HANFORD — As in years past, hundreds of people headed to the Hanford Civic Auditorium Thursday morning in hopes of finding a new employer at the Kings County Job Fair.
“I ran out of resumes,” said Alyssa Rodriguez, who attended the Kings County Job Fair for the first time.
After about an hour and a half inside, Rodriguez walked down the Civic Auditorium steps feeling pretty satisfied with what she accomplished.
Despite the large number of people, Rodriguez said she stayed focused on her personal goals and did what she set out to do: get her name and face out there to potential employers.
Frances Perkins, general manager of Home2 Suites by Hilton, was at the job fair for the very first time looking for employees. The new hotel will open in Hanford in January, so Perkins was looking to fill many various positions.
Perkins said she was impressed with both the number of job seekers and the number of employers who took the time to attend the event.
“I ran out of applications the first 45 minutes I was here,” Perkins said, adding she took 150 applications to the job fair and had to send for more.
As far as the employee pool, Perkins said she talked to a lot of good candidates and was surprised many of the people she talked to already had hotel experience.
Robert Avina, an employment training technician with the Kings County Job Training Office, said the Kings County Job Fair is a popular event and expected to have over 1,000 attendees cycle in throughout the morning.
Avina said there were about 73 organizations stationed throughout the auditorium; 65 of the organizations were employers and temp agencies, while the rest were resource booths.
“We try to do the best that we can to get employers to attend,” Avina said, adding some of the employers even conducted on-the-spot interviews.
The types of career fields applicants had the opportunity to apply to included law enforcement, government, retail, school districts, tax services, hospitality, food services, medical, agriculture, construction, and insurance, among many others.
Not only were there employer booths and resource booths, but several tables were set up as “application stations” so people could apply for jobs on-the-spot, Avina said.

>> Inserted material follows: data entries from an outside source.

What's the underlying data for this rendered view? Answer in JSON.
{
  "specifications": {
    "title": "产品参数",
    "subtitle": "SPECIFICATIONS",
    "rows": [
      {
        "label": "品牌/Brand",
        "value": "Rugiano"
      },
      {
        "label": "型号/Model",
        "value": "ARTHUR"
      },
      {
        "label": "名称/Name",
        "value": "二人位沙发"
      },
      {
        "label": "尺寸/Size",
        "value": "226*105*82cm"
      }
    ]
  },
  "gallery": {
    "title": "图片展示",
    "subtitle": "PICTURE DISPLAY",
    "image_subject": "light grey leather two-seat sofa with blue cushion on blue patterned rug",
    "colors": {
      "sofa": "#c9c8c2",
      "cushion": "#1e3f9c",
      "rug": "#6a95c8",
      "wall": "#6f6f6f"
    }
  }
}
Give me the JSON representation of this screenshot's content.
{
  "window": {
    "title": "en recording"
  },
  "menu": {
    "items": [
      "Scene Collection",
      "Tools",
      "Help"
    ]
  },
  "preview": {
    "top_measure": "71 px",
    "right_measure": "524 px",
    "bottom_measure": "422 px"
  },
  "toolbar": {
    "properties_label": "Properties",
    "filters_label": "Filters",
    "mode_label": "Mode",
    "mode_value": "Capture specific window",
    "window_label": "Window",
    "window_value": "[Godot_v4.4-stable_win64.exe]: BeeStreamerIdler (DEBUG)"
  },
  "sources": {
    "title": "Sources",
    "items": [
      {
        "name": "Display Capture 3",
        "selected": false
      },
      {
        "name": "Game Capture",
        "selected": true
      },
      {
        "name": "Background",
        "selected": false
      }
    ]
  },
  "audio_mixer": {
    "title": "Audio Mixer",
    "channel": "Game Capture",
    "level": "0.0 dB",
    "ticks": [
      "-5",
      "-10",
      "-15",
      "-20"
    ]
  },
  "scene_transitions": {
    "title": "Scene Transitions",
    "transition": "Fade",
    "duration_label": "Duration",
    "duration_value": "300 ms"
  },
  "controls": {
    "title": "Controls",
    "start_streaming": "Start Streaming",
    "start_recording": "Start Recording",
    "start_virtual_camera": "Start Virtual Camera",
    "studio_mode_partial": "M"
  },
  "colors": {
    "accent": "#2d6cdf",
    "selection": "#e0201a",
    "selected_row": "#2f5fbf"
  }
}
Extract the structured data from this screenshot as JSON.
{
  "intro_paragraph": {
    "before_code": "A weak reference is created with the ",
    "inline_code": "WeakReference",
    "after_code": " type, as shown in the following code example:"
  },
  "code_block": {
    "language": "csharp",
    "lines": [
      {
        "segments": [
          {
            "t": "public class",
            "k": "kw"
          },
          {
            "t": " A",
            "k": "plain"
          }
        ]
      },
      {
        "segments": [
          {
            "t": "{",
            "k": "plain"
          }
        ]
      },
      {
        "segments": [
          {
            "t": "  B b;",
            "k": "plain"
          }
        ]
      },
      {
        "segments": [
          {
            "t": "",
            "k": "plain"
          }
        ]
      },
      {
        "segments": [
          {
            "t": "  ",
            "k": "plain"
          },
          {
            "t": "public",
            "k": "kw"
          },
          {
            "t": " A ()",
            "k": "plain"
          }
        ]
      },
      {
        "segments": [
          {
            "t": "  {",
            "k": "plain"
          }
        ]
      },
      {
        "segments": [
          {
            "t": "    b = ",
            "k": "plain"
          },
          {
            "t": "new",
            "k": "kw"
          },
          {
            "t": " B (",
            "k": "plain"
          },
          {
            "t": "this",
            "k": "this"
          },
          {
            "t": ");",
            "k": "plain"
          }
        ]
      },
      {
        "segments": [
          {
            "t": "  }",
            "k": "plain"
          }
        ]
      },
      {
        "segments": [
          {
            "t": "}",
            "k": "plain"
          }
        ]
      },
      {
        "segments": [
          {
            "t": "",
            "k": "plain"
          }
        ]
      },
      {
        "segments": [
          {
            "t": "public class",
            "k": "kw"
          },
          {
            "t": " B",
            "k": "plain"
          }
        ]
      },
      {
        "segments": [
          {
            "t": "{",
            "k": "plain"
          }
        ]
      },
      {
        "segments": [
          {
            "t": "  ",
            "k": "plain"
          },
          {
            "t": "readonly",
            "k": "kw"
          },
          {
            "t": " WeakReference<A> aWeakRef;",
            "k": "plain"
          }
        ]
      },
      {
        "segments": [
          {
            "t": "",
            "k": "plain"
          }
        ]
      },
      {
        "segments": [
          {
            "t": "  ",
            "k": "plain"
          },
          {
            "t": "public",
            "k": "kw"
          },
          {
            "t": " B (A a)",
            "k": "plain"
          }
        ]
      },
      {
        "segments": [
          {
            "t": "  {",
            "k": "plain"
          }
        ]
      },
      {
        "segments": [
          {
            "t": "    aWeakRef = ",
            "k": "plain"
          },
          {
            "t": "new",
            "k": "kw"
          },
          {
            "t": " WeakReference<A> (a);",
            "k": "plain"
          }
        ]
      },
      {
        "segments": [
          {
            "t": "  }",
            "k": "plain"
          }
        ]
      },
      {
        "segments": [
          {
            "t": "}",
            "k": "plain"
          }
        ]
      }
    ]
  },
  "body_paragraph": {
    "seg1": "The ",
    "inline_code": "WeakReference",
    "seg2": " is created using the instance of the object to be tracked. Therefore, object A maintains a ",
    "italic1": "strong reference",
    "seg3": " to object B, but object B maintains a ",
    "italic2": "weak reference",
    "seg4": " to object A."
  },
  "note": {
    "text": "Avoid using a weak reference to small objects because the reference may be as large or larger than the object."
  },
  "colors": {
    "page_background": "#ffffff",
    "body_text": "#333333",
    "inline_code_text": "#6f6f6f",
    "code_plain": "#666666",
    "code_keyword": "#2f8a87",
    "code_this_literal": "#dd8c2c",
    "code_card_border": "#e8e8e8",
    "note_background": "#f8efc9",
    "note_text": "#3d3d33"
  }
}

He said a Proteus, Inc. bus with computers inside was also stationed outside the auditorium so attendees could apply online at the site or make copies of their resumes.
The application stations were so full of people, attendees took any available space to fill out applications, Avina said, including outside on the steps of the auditorium.
“I feel like it is a success,” Avina said.
Perkins said it’s sometimes difficult to get a large number of applicants together at the same place and time, so job fairs are a perfect platform to get the attention of more prospective employees.
“It’s nice to have a place to come and do this,” Perkins said. “This gave me a really good opportunity to grab them all at once.”
Rodriguez said she thought the job fair was a great place to find possible jobs and other resources for job-seekers, and many of the potential employers told her to make sure to apply online for available jobs — which she said she was definitely going to do.